Objective: to create easy and non-intrusive experience for customers to choose business establishments based on server reviews


Strategy: by designing interface & notifications that encourage users to think back on their restaurant experience and leave honest reviews

John Sullivan, 27

  • Tech-savvy mobile user

  • Works in tech marketing

  • Busy but optimized and organized, opinionated

  • A typical restaurant experience: having dinner with GF, looking for restaurants that impress, looking for experienced servers with wine knowledge.

  • Non-tech-savvy

  • Mom of 3 kids

  • Brings kids to restaurants with her partner

  • A typical restaurant experience: choosing the best options suitable for her kids, looking for servers or restaurant who are patient with kids and energetic.

Sarah Hampton, 37


Study & Research

Objective & Strategy


Low Fidelity Wireframes


High Fidelity Design

Designing OpenTable Server Review System

I like to take on design challenges on my own time to exercise how I think about products and how I can improve or build on top of them.
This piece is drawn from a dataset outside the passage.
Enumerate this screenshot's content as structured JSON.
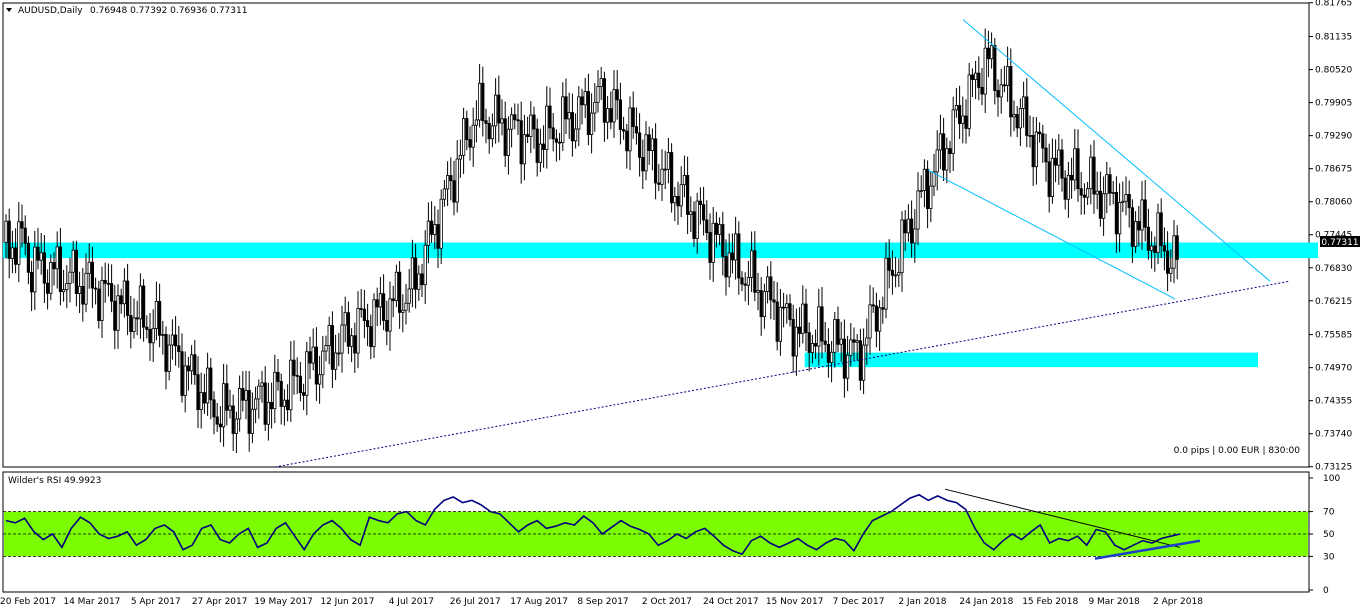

This OpenTable redesign project is my attempt to redesign a less familiar product back in December 2016.


The challenge that I set up for myself is to create a review system for service provider within 3-4 hours (a Saturday afternoon for me) using my design system at the time. I decided to refer waiter/waitress as servers here as an attempt to be inclusive of all genders (this change was made following the completion of the whiteboard sketches so it’s not documented in the photos).


The big question that I really wanted to understand from users is about whether server’s quality affect people willingness to book a restaurant. From the 10 people I had a short in person and online chat with (5 male-identified and 5 female identified users from 18-25 y/o) chat with here are the findings:

7 - Post Mortem

The Challenge

Final key screens as a result of my design

OpenTable, as well as similar products in the market, currently does not allow a customer to leave specific reviews for individual servers (waiter).  Create a UX solution for the current app.

Defining the Scope

In a real-world situation, designing for a feature in an established app like OpenTable would usually take into consideration of all the business decisions, OKRs, development constraints and team feedback before starting any research work. However, since this is a personal project, I took the liberty of design freedom and focus solely from the UX perspective and my observations of the current app at the time of my design.

Understanding the existing OpenTable interactions

Being new to the app, I try to spend about an hour drawing out the existing flow of the application. I pay particularly close attention to how the current feedback/review system is implemented for businesses.


  1. The feedback system is implemented both within the app and directly within automated emails.

  2. There’s a 50 character minimum for reviews

  3. The review system is only available when a reservation is made

  4. Noise level was one of the metrics

Here are some of the key findings —

Ask Questions

As a way to further familiarize myself with the problem space, I tap into some big questions I have, that if given the time, I would use as an objective for any research I would conduct—


  1. How do people remember the noise level? How accurate is this metric?

  2. How important is the quality of the waiter in user’s decision making in deciding on a restaurant to go to?

  3. How does information affect customers’ decision making for booking?

  4. Does the quality/validity of the reviews themselves makes a difference? (at the time Opentable review does not require signins) 

  5. For users who are familiar with the OpenTable review system, when are they most likely leaving their reviews.

  6. What attributes make a server a good server?



  1. For most of the interviewees, seeing negative reviews about the service (“the server was rude”, “we have been ready to order for 20 minutes and they did not bother to check on us”) wouldn’t be a deal breaker for them when deciding whether or not they want to book a place.

  2. About half of the interviewees did mention instances where good service seemed to be a driving factor for booking a reservation when asked about a recent experience booking a restaurant (through apps, phone calls, or in person)

Based on the people I talked to, I consolidated 2 simple personas to capture the two types of users I ended up designing for.

Objective & Strategy

Based on my initial ideations, I narrowed down my project focus to the following objective & strategy—

Design Results

Based on user stories, research, competitive analysis and assumptions, I generated a list of requirements as follow

While it would be cool to put this interface to the test. Here are a few concluding notes:


  1. Features like reviews for servers can potentially be a little bit more hidden to align with the original intention of being “non-intrusive”

  2. More interviews and use cases can uncover server’s characteristics— what’s important to the customer

  3. There are still a lot of opportunities to explore different user journeys and touchpoints where users would be required to recall information they have about the servers.

My study on the existing flow and ideation for improvement (on white papers)